- LaCie Ethernet Big Disk provides capacity up to 2TB, while Ethernet Disk mini provides storage from 320-500GB with USB expansion options.

- Iomega StorCenter Wireless Network Storage combines 1TB storage with a USB print server, 802.11g wireless access, and EMC Retrospect Express backup; Iomega also offers a 500MB StorCenter Network Hard Disk without wireless support.

- Maxtor Solutions' Shared Storage II Dual puts 1TB of storage with RAID 1 mirroring and USB storage expansion on your network. Fusion offers a 500GB capacity, and Shared Storage II offers 320 or 500GB storage.

Have Your N and Gigabits Too

So, if you're ready to make the jump to Gigabit Ethernet, what routers can you choose from?

Some IEEE 802.11n routers, including some that have received Wi-Fi Certification, include Gigabit Ethernet support. Buffalo Wireless-N Nfiniti Dual Band Gigabit router,  Linksys WRT330N, WRT350N and WRVS4400N, D-Link DIR-655 Xtreme N Gigabit Router, and Netgear RangeMax NEXT WNR854T are some of the first of a growing wave of Gigabit routers.Choose one of these, and you can boost the speed of your wired network immediately, keep using existing 802.11g clients, and be ready to add 802.11n wireless clients in the future.

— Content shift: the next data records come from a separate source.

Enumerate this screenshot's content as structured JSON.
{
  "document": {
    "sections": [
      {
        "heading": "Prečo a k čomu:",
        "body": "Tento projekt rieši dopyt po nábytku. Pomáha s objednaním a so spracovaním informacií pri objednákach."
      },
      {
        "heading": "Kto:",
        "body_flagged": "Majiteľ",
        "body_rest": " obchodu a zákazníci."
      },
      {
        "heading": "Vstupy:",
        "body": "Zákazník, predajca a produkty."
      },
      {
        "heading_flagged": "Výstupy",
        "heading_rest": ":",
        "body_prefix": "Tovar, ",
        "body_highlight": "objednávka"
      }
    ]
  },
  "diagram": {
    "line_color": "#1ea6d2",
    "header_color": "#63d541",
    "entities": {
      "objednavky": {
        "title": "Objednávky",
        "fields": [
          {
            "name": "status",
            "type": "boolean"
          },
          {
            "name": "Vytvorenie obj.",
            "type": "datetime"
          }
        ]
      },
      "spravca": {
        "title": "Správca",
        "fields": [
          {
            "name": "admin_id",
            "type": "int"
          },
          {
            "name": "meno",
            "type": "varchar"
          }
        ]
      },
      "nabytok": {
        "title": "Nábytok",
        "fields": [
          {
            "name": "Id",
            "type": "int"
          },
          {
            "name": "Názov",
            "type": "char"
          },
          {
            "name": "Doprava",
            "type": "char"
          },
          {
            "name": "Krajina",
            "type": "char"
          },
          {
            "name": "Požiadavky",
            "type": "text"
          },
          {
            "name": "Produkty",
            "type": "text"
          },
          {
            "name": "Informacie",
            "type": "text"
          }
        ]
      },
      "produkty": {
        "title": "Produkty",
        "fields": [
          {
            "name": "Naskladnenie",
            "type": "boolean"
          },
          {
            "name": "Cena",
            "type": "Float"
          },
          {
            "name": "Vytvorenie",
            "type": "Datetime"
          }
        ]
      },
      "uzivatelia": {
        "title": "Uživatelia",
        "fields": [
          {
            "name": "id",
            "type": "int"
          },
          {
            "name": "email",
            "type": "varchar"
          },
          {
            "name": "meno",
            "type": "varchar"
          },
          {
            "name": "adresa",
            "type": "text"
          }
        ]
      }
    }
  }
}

Thumbnail image of Western Digital My Book World Edition II courtesy of Western Digital.

9

Comments

+ Add a Comment
avatar

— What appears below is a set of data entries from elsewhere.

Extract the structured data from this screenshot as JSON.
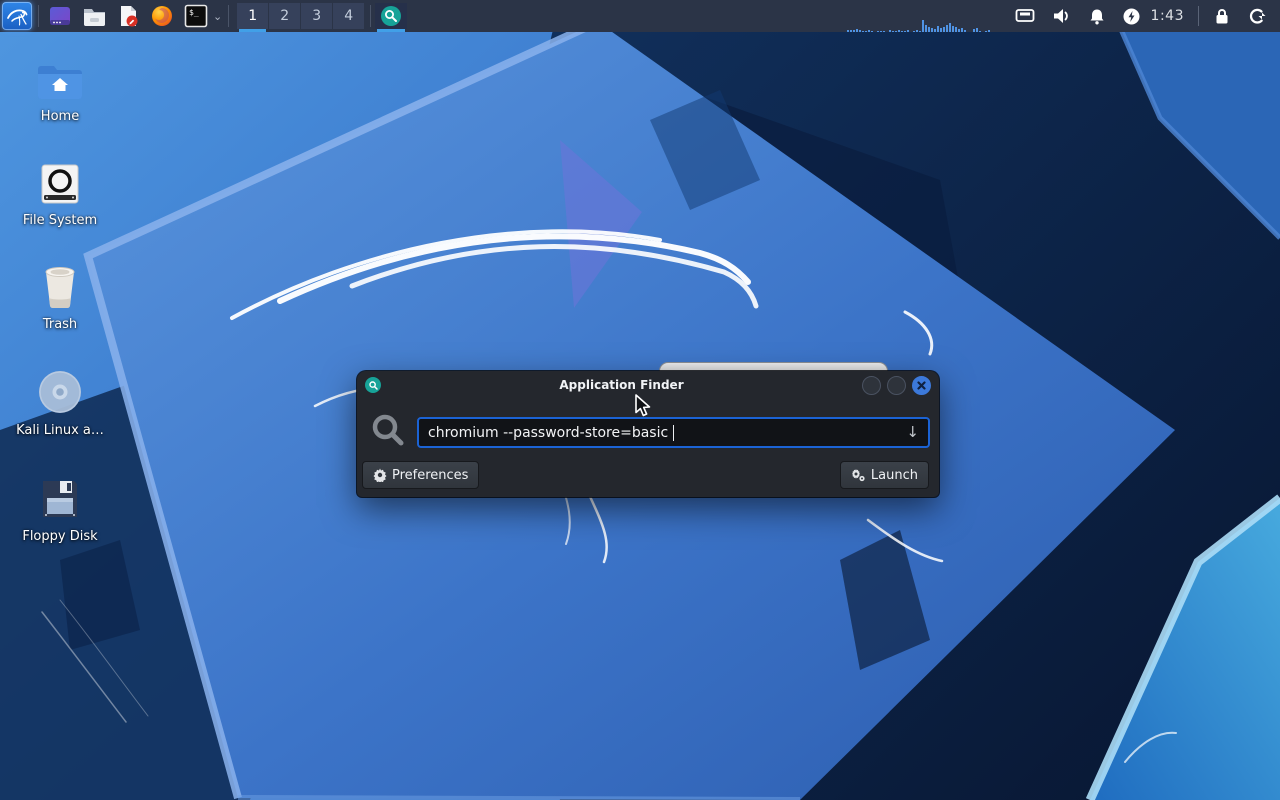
{
  "panel": {
    "workspaces": [
      "1",
      "2",
      "3",
      "4"
    ],
    "active_workspace": "1",
    "clock": "1:43",
    "launcher_icons": [
      "kali-menu",
      "window-manager",
      "file-manager",
      "text-editor",
      "firefox",
      "terminal"
    ],
    "tray_icons": [
      "network",
      "volume",
      "notifications",
      "power-manager",
      "screen-lock",
      "log-out"
    ],
    "cpu_graph": {
      "bars": [
        0,
        2,
        2,
        2,
        3,
        2,
        1,
        1,
        2,
        1,
        0,
        1,
        1,
        1,
        0,
        2,
        1,
        1,
        2,
        1,
        1,
        2,
        0,
        1,
        2,
        1,
        12,
        7,
        5,
        4,
        3,
        6,
        4,
        5,
        7,
        9,
        6,
        5,
        3,
        4,
        2,
        0,
        0,
        3,
        4,
        1,
        0,
        1,
        2,
        0
      ]
    }
  },
  "desktop": {
    "icons": [
      {
        "label": "Home"
      },
      {
        "label": "File System"
      },
      {
        "label": "Trash"
      },
      {
        "label": "Kali Linux a…"
      },
      {
        "label": "Floppy Disk"
      }
    ]
  },
  "finder": {
    "title": "Application Finder",
    "query": "chromium --password-store=basic",
    "dropdown_icon": "↓",
    "preferences_label": "Preferences",
    "launch_label": "Launch"
  },
  "colors": {
    "panel_bg": "#2b3447",
    "workspace_underline": "#41a0e8",
    "dialog_bg": "#24272d",
    "input_border": "#1b63d5",
    "close_button": "#3c79da",
    "finder_teal": "#17a398",
    "cpu_bar": "#4f93e4"
  }
}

mandrake44

Would the new router replace an existing router, lets say a Wireless-G 2.4 GHZ, or work with the old router? Thanks

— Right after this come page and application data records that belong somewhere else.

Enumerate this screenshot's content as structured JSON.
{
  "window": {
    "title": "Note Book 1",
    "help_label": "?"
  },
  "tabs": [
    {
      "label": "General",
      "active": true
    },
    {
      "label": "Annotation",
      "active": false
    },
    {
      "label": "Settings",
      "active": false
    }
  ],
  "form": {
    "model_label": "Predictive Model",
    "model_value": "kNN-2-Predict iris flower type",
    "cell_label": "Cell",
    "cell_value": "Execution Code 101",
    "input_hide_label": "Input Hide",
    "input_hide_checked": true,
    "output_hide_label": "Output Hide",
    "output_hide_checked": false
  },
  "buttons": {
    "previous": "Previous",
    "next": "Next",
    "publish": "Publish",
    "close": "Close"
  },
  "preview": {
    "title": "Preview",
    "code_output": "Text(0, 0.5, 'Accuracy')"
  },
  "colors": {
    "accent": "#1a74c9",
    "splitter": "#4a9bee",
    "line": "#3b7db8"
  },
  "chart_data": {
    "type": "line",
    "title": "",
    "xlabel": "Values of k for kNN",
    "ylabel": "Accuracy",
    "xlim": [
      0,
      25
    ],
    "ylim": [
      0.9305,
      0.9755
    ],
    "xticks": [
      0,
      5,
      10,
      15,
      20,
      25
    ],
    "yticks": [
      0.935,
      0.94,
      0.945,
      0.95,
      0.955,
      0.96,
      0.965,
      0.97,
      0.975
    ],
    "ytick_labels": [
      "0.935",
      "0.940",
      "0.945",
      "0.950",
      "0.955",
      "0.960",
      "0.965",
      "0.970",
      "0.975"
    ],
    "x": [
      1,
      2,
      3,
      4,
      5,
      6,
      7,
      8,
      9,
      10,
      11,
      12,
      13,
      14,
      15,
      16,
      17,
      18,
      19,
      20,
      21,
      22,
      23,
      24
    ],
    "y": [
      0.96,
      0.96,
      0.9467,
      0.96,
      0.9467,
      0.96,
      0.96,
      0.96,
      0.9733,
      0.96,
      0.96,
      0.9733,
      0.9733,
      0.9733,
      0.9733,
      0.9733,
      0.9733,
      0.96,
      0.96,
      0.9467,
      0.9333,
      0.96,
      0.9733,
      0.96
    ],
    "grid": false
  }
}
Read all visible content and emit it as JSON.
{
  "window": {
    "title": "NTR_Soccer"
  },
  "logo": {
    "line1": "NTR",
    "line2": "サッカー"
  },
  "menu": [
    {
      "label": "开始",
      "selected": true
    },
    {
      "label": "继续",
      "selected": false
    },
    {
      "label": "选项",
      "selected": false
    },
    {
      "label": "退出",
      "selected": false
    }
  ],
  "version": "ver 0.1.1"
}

avatar

dustindoe08

I use DSL internet service, would i see a big increase in download speeds or page loading? thanks in advance.

avatar

andrenym00

With fast ethernet of course you will, plus it's much more affordable than a t1 line.

DS3

avatar

stevep

Did you mean to link to PC World for the Maxtor Solutions' Shared Storage II Dual? :)

avatar

Marcus_Soperus

Thanks for catching the bad link. The link now points to the Maxtor page.
--------------------------------------------
It's amazing how illogical a business built on binary logic can be.

avatar

Thrall

How much speed difference between fast Ethernet and gigabit Ethernet would there be, it sounds like the same minimal speed boost that sata vs. sata 2 is.

avatar

Marcus_Soperus

Here's a useful FAQ on the differences: http://www.dssnetworks.com/v3/FAQs.asp
-------------------------------------------------
It's amazing how illogical a business built on binary logic can be.

avatar

Marcus_Soperus

"Fast" Ethernet, despite the name, is just 1/10 the speed of Gigabit Ethernet. Fast Ethernet is 100Mbps, versus Gigabit Ethernet's 1000Mbps. That doesn't mean that Gigabit Ethernet devices will transfer info 10x faster than Fast Ethernet, but you will see significant performance benefits with Gigabit Ethernet over Fast Ethernet. See this Cisco white paper: http://www.cisco.com/en/US/netsol/ns340/ns394/ns147/ns17/networking_solutions_white_paper09186a00801a7595.shtml
According to Cisco's tests, a 1GB backup that took 85 seconds over a Fast Ethernet (100Mbps) connection took only 9.8 seconds over a Gigabit Ethernet (1000Mbps) connection. While this was the most significant speedup, Gigabit Ethernet was at least twice the real-world speed of Fast Ethernet in other tests.
-------------------------------------------------
It's amazing how illogical a business built on binary logic can be.

avatar

willsmith

That Mybook World Edition drive got a pretty terrible score. Despite supporting gigabit, it's really, really slow.

Log in to MaximumPC directly or log in using Facebook

Forgot your username or password?
Click here for help.

Login with Facebook
Log in using Facebook to share comments and articles easily with your Facebook feed.